An insider’s account on making of economic policy

Rachna Singh

The Economic Survey of 2017-18 with its eye-catching pink cover grabbed eyeballs. Coming from the dreary and dusty innards of the Chief Economic Adviser’s office, it was a shock to traditional number crunchers. The conservatives too balked as the official document had too much literary élan — Keats rubbed shoulders with Tagore, Shakespeare and even Sunny Deol. And yet it was this departure from tradition that made the Economic Survey an eminently readable document. The man behind this change was none other than the maverick Chief Economic Adviser (CEA), Arvind Subramaniam. 

Despite departure from tradition, the book is all that I had hoped for and more. The literary chutzpah, which sets Subramaniam apart from other stodgy economic stalwarts, is alive and kicking. Quotes from Mark Twain, Salman Rushdie, TS Eliot, and Jorge Louis Borges peppered the economic soliloquy, imparting a literary flavour to the book which is conspicuous by its absence in all books on economics and policy debates. 

The media hype about Subramaniam’s take on ‘draconian’ demonetisation had lent an almost gossipy buzz to the book making it sound like a ‘kiss-and-tell’ memoir. However, right in the beginning in the ‘Introduction’, Subramaniam clarifies that the book ‘is no gossip-laden account of intrigue…no tale of grand heroism and base betrayal’ and forewarns readers that ‘the focus is squarely on policy debates’. 

In keeping with his promise, the author delves into the rationale and genesis of the major economic policy initiatives that emerged during his four-year tenure as the CEA from October 2014 to June 2018. This was the period that saw major economic upheaval, what with the introduction of demonetisation in November 2016 and the GST in 2017. As the author of the Economic Survey, Subramaniam made a commendable attempt at a balanced analysis of demonetisation in the chapter aptly entitled “Demonetisation: To Deify or Demonise”. But that was cautious official speak about increased digitalisation and tax compliance. In this book, in the chapter ‘The Two Puzzles of Demonetisation’, Subramaniam honestly wonders why one of the ‘unlikeliest of economic experiments’ became a political gamechanger that gave the ruling government a landslide victory in UP. At the same time, there is the honest bewilderment of an economist as to why the costs were not more. 

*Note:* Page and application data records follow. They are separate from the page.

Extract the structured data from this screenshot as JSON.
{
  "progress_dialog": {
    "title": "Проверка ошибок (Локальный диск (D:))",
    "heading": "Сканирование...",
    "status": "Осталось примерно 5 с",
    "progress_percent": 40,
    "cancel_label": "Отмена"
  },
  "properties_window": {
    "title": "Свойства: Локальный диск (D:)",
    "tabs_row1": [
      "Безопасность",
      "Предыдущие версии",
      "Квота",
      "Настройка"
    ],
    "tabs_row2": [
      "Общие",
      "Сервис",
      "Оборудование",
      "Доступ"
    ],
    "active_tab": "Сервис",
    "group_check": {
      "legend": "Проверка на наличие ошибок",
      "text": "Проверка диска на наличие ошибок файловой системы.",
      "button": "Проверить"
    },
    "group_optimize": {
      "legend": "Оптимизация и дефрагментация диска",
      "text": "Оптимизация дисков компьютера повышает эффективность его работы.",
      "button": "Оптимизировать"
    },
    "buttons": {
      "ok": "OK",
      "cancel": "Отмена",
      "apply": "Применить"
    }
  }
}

The philosophical introspection associated with demonetisation is firmly set aside in the chapters on the GST. Subramaniam hails the introduction of the GST with its concept of ‘co-operative federalism’ as ‘The Great Structural Transformation’. What perturbs him, however, is the fact that the GST rate structure deviated significantly from the lower more palatable rates recommended by him in the Revenue Neutral Rate report. He also muses about and analyses the necessity of including supply of land and real estate as well electricity within the ambit of the GST.

The chapter on “JAM, UBI, QUBI and the Mahatma” gives a peek into the CEA’s parleys with his ‘dream boss’ that resulted in the coinage of the acronym JAM (Jan Dhan Yojana, Aadhaar and Mobile number) with its attendant policy implementation measures. The reader gets a ring-side view of the Nehruvian ‘Wipe-every-tear-from-every-eye’ philosophy that was the rationale for the genesis of the concept of JAM.

The origin of the much-publicised dialogue with the Mahatma to reflect the inherent conflict in the concept of universal basic income is also discussed. The book has a lot more to offer. From twin balance sheet to stigmatised capitalism, from Paris accord to an open denunciation of subsidies, from precocious development model to comments on the functioning of RBI — it touches upon a host of issues that were a part of the economic and policy narrative during Subramaniam’s tenure. 

The book gives the reader a bird’s eye view of the policy formulations by the men in the North Block. Insightful, eminently readable, educative — these are the adjectives that spring to mind when describing the book. To put it pithily, it is an ode to catchy writing in the realm of public policy.